Our kid’s have been grown and gone now for a while, and a couple of years ago, Paula decided to go look at Doxie’s again. We got carried away and brought three of them home! This time, my oldest son, Ted and his daughter Autumn had gone with us. I think they “helped” in the decision to bring home a whole crew. We were thinking about “breeding” them. Hah!
There was a boy and two girls, and the first time we started to feed them it became apparent that there was going to be problems. The little boy dog fought the other two off like pit bull over the food. We immediately began to wonder about the three dog decision. My daughter, Kirsten bailed us out a little as I cajoled her into taking the little boy dog. (wasn’t really much cajoling, I think she wanted him) He was promptly named “Puck” and is about as well natured a little dog as you will find. I think his family and he both are happy he is there.
As for the two girls, we named them “Fiona” and the little runt who is a “piebald” or Brown and white color, we named “Hoosier” You can see her picture on my wife’s space. Interestingly, the lady who we bought her from at first told us we couldn’t afford her, because she was so rare of a color in Daschunds. But, as it turned out when we were making our final decision, the lady found that she had “Hoosies” papers messed up and didn’t have the right Father down. We ended up getting her for less because the lady didn’t know who her Daddy was. Thus the name “Who’s Your Daddy” became “Hoosier” for short.
We learned about crate training, and at our “advanced” age now, also became more consistent about house training. We even got a bell, and have trained Hoosi to ring the bell when she has to go out. Honest, it works! She is as much a part of our family now as one of the kids! (sorry guys, but you know I love ya’!) She gets the tummy rubs, the regular baths, the special treats, and her own chair between my computer and Paula’s. She knows she is a pampered little lap dog! I guess it’s an evolutionary process that we have gone through from all those years ago up til now. And some people say wisdom doesn’t come with age! Some of it does anyway.
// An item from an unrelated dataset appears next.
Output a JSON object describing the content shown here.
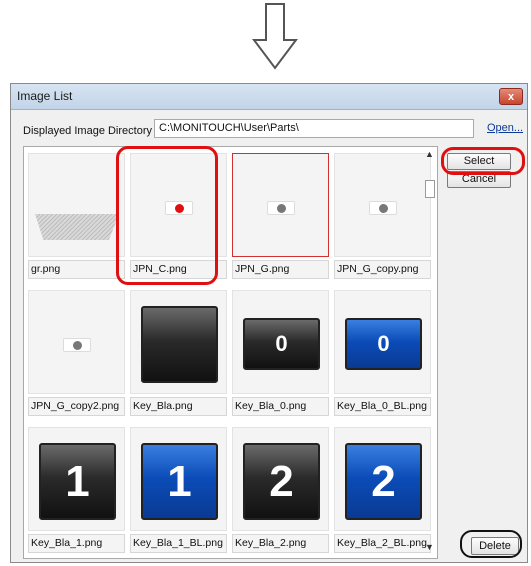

In any case to all you pets that have come and gone, and still remain….thanks for the memories!!